Janice Norwesh yanked a red “Saratoga” cap down over her bald head, swung her cancer-weary body into the saddle of a New Holland rescue horse, and set off to help the mare move on with her life, unafraid.
After completing successful chemotherapy treatment for ovarian cancer, the long-retired gallop girl, who rode many greats in her heyday including a Belmont Stakes winner, decided to return to the saddle to help OTTB mare Sunny Emblem.
Sunny, whose nickname is Emma, was rescued in 2011 from the New Holland Auction by Izzy’s Love Equine Rescue in Maryland, and adopted eight months later by Elizabeth De Smet of Westford, Mass. And while the mare has thrived as a pet, it wasn’t until last month that her Thoroughbred mind was unlocked by a woman known in her racetrack days for having the magic touch.
Race name: Sunny Emblem
Sire: Our Emblem
Dam: Sunny Runner, by Root Boy
Foal date: April 6, 2003“The biggest thing in my background is that I was really good with bad horses,” says Norwesh. That and the fact that she rode some of racing’s stars, including Belmont Stakes winner Colonial Affair and Cryptoclearance in her 16-year career. “I was different than the other riders, who the first thing they did was crank up the stirrups. I always dropped my irons and the reins because I knew that no matter what they did, they could buck, they could prop, I wasn’t going to come off.”
That kind of confidence translates easily to a flight animal like a horse. And if the rider is unafraid, they’re also unafraid, she says.
“If a horse senses fear, they’re looking for whatever it is you’re afraid of,” she says, noting that the key to unlocking the horses she has ridden is to use firm corrective aids to alter bad behavior, and to reassure them with her own confidence.
Using riding techniques to redirect the OTTB’s mind—circling, dropping her reins, and walking forward—Norwesh has used what she knows of race training to understand Emma’s mindset, and determine what her bad behavior is saying.

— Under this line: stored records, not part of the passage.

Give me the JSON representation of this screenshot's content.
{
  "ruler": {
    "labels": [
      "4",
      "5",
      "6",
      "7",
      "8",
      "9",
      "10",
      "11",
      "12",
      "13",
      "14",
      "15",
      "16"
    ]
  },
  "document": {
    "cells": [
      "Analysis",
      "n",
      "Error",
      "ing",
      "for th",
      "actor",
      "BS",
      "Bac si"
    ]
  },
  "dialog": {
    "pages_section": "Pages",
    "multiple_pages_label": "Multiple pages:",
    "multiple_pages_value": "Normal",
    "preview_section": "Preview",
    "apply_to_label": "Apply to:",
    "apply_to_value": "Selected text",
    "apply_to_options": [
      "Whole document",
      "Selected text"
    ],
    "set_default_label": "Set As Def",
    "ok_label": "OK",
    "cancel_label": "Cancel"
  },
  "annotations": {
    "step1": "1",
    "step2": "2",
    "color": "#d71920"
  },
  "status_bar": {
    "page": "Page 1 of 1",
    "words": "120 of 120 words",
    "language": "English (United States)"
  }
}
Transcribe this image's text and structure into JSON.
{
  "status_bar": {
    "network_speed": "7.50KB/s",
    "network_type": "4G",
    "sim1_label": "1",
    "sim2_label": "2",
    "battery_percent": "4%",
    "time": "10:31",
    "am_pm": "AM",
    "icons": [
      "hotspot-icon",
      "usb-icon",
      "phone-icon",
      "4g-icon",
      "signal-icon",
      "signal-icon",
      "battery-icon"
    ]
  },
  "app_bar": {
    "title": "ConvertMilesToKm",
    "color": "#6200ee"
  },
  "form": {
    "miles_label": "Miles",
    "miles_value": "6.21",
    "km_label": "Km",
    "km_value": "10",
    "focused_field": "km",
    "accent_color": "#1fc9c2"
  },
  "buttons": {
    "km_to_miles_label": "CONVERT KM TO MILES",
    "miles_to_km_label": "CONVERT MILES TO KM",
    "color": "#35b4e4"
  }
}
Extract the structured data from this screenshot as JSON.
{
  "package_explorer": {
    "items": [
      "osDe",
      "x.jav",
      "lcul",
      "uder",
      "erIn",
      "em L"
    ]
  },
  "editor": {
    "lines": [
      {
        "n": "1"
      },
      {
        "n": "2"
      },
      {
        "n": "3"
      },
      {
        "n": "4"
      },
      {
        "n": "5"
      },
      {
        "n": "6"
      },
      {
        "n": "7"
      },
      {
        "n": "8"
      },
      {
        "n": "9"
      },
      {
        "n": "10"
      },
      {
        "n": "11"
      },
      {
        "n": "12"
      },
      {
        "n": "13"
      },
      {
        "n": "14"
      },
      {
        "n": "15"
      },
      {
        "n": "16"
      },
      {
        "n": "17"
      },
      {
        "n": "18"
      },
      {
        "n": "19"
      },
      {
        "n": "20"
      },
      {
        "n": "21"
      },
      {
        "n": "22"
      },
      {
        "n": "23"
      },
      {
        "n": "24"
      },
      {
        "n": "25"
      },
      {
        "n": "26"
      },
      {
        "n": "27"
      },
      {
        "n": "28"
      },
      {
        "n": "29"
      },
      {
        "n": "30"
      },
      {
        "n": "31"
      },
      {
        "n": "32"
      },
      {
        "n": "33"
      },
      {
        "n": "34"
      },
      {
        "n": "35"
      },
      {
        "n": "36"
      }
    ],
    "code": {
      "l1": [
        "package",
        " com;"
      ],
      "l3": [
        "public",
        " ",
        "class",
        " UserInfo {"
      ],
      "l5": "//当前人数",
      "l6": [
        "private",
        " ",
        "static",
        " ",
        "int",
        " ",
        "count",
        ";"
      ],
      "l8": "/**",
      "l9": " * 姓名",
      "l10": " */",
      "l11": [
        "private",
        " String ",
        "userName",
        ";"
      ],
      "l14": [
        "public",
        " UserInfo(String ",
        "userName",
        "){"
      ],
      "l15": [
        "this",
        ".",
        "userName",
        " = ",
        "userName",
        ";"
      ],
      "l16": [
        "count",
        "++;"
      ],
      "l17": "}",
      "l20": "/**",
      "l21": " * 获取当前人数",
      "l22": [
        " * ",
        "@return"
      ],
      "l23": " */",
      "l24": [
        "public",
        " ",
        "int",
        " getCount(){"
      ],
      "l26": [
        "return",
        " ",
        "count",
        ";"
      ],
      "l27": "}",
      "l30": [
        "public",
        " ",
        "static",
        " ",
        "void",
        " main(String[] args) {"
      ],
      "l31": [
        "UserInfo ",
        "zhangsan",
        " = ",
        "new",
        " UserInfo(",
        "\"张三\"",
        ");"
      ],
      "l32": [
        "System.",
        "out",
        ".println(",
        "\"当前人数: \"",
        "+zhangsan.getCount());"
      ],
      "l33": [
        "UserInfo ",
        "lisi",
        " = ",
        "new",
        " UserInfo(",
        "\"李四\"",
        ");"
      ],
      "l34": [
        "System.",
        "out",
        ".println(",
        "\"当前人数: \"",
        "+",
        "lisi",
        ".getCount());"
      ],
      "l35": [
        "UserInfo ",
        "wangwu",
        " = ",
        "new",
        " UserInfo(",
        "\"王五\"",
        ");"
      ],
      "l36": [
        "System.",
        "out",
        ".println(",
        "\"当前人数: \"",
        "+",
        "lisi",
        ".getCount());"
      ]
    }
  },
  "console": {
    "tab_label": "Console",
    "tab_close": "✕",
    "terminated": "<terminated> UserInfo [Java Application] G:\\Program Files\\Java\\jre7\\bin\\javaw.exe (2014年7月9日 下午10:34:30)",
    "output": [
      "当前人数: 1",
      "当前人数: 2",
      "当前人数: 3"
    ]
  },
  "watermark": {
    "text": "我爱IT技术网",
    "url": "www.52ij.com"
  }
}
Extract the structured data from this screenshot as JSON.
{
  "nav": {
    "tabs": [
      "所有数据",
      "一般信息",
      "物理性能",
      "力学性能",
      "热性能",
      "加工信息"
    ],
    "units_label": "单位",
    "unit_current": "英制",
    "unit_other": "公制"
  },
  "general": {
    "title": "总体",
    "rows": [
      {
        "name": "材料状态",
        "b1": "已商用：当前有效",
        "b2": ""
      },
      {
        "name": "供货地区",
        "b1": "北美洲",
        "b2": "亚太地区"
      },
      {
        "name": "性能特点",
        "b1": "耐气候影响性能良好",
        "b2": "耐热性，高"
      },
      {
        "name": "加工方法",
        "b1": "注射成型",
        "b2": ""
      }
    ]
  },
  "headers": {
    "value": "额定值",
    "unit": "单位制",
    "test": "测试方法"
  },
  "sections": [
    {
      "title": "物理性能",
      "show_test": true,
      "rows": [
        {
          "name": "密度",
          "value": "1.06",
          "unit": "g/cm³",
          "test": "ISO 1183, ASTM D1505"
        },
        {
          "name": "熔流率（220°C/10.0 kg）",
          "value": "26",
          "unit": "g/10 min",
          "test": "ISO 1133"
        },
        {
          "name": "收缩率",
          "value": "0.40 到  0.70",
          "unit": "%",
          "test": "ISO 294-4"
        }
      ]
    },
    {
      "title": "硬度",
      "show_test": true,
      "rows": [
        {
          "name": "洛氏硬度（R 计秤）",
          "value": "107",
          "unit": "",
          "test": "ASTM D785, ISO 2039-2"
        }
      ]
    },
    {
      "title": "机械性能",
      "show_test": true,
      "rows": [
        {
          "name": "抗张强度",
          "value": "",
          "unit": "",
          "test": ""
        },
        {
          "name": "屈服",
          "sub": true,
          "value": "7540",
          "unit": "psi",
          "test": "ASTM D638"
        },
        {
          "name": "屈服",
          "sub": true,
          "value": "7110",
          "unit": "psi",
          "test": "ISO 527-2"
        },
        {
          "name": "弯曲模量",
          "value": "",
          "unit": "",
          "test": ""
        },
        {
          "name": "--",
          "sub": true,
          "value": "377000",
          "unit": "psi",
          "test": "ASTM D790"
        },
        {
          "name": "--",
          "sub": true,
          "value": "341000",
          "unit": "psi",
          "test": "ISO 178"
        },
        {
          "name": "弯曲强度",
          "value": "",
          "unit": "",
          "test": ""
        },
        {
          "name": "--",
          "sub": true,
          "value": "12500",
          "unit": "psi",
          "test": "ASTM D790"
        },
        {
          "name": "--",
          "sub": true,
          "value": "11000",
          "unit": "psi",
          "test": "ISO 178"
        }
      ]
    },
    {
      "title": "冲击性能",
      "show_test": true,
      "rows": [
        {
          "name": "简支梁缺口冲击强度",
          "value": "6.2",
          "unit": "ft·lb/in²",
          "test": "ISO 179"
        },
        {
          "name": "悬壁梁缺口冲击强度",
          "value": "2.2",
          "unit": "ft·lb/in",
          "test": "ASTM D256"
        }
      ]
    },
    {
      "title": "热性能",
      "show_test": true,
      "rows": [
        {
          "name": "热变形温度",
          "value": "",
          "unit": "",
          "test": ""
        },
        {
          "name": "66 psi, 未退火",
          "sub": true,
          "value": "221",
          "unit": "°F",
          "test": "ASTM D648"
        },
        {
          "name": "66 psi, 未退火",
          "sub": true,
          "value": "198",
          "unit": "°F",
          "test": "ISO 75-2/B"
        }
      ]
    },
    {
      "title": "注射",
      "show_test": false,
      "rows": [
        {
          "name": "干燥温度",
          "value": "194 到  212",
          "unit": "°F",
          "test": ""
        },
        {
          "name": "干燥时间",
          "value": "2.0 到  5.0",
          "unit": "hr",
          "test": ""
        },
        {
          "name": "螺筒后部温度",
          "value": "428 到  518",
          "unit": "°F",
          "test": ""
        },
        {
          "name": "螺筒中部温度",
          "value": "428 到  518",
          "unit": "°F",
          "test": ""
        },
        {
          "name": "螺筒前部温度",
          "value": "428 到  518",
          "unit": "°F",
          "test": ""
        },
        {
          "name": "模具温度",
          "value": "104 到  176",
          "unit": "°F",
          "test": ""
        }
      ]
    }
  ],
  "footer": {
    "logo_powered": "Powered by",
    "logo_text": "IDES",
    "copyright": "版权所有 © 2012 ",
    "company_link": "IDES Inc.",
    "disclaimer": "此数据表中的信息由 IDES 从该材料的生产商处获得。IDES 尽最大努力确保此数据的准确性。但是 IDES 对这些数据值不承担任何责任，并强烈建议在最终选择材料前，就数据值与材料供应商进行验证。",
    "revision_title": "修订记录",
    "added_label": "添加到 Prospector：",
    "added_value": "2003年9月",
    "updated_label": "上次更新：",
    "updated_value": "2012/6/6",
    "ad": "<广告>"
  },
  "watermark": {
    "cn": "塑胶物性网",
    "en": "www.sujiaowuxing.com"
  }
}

“Emma has a habit of lugging-in when she canters. So, her head will point out, and the left side of her body tries to hit the rail. This can be a symptom of soreness. And since Emma broke her pelvis while breezing, I think she’s a little weak on the back, right,” she says. To help the mare build strength and balance, she incorporated side-reins into lunging exercises, helping her use her body weight evenly.”
In a short time, the mare’s topline and crest has developed beautifully, and she becomes more balanced everyday, she says.
And the consistency of work and confidence is helping Emma develop into the riding horse that De Smet has always dreamed of.
Watching Norwesh sit on Emma one recent day, De Smet was brought to tears.
The women have been friends since the 1980’s and 90’s when De Smet worked for Centennial Farms and Norwesh was riding great horses. Though they left the racing business, their friendship endured.
Last month, De Smet watched in awe as her talented friend settled herself on the back of her dearly loved horse. Breathing in the crisp afternoon air, the ladies giggled as Emma put up an initial fuss before walking forward.
The pair had come so far. And here they were once again, absorbing the good feeling that comes of being with a horse.
“When Janice had almost finished with her chemo, she let me know that she wanted to start working with my ‘filly’ because she wanted to get her life back. I was all for it. I’d always known Janice would get along great with Emma because of her background breaking babies and galloping horses,” De Smet says. “She has galloped so many wonderful horses—Cryptoclearance, Aurora, (the dam of ArchArchArch’s sire Arch), Rubiano, Colonial Affair—and was a fantastic horsewoman. I’d been trying for years to get Janice to come down from New Hampshire to meet my Emma.”
And when it finally happened, De Smet says she “hit the jackpot.” She adds, “Seeing Janice healthy again and up on Emma, a friend and a horse I love dearly, made me cry.”